I have promised, long ago, that I will devise some math problems. Here is one.
Say that we have a number 8 written in binary (base 2) as 1000.
Now, we have two basic operations: INC and SHL.
INC increases a number by 1, SHL shifts a number left by 1 binary digit. It’s the same as the multiplication by 2.
We will code SHL as 0 and INC as 1. So the sequence 1000 means:
INC A; SHL A; SHL A; SHL A
At the beginning A=0, and it is A=8 (or 1000 in binary) at the end. We want to begin with zero and end up with whatever number is calculated.
The number 8 reproduces itself (in base 2) using those two operations, therefore it’s called a Quine number. 3 (or 11 in binary, or INC A; INC A) – makes 2 out of initial zero. So it’s not a Quine, for 2 not equal 3.
The problem: Which two, if any at all, operations makes any number a Quine number in base 2?
You may take ternary numeral system (base 3) and three basic instructions, such that every number is a Quine. Or base N, with N basic (not necessary different) operations/instructions as well.
(For N=1, for the unary numeral system, the solution is rather trivial. 7 decimal or 0000000 in base 1 – and INC coded as 0 – 7 gives you 7. X gives you X for every natural.)

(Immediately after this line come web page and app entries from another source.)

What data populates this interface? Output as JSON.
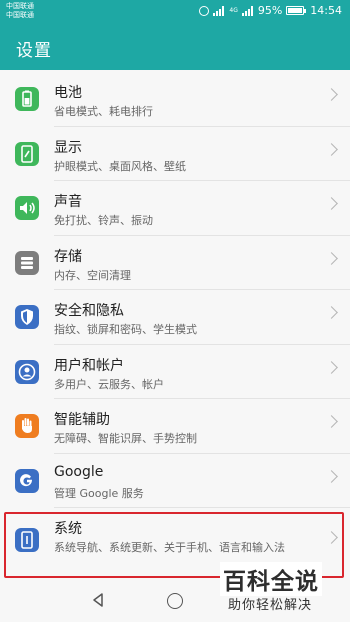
{
  "status": {
    "carrier1": "中国联通",
    "carrier2": "中国联通",
    "net": "4G",
    "battery": "95%",
    "battery_level": 0.95,
    "time": "14:54"
  },
  "appbar": {
    "title": "设置"
  },
  "items": [
    {
      "title": "电池",
      "sub": "省电模式、耗电排行",
      "icon": "battery-icon",
      "color": "#3fb75b"
    },
    {
      "title": "显示",
      "sub": "护眼模式、桌面风格、壁纸",
      "icon": "display-icon",
      "color": "#3fb75b"
    },
    {
      "title": "声音",
      "sub": "免打扰、铃声、振动",
      "icon": "sound-icon",
      "color": "#3fb75b"
    },
    {
      "title": "存储",
      "sub": "内存、空间清理",
      "icon": "storage-icon",
      "color": "#7d7d7d"
    },
    {
      "title": "安全和隐私",
      "sub": "指纹、锁屏和密码、学生模式",
      "icon": "shield-icon",
      "color": "#3b6fc4"
    },
    {
      "title": "用户和帐户",
      "sub": "多用户、云服务、帐户",
      "icon": "user-icon",
      "color": "#3b6fc4"
    },
    {
      "title": "智能辅助",
      "sub": "无障碍、智能识屏、手势控制",
      "icon": "hand-icon",
      "color": "#ef7d20"
    },
    {
      "title": "Google",
      "sub": "管理 Google 服务",
      "icon": "google-icon",
      "color": "#3b6fc4"
    },
    {
      "title": "系统",
      "sub": "系统导航、系统更新、关于手机、语言和输入法",
      "icon": "system-icon",
      "color": "#3b6fc4"
    }
  ],
  "watermark": {
    "big": "百科全说",
    "small": "助你轻松解决"
  }
}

Is there any nontrivial solution; above this base 1 with the INC operation?
Smaller values of base are better!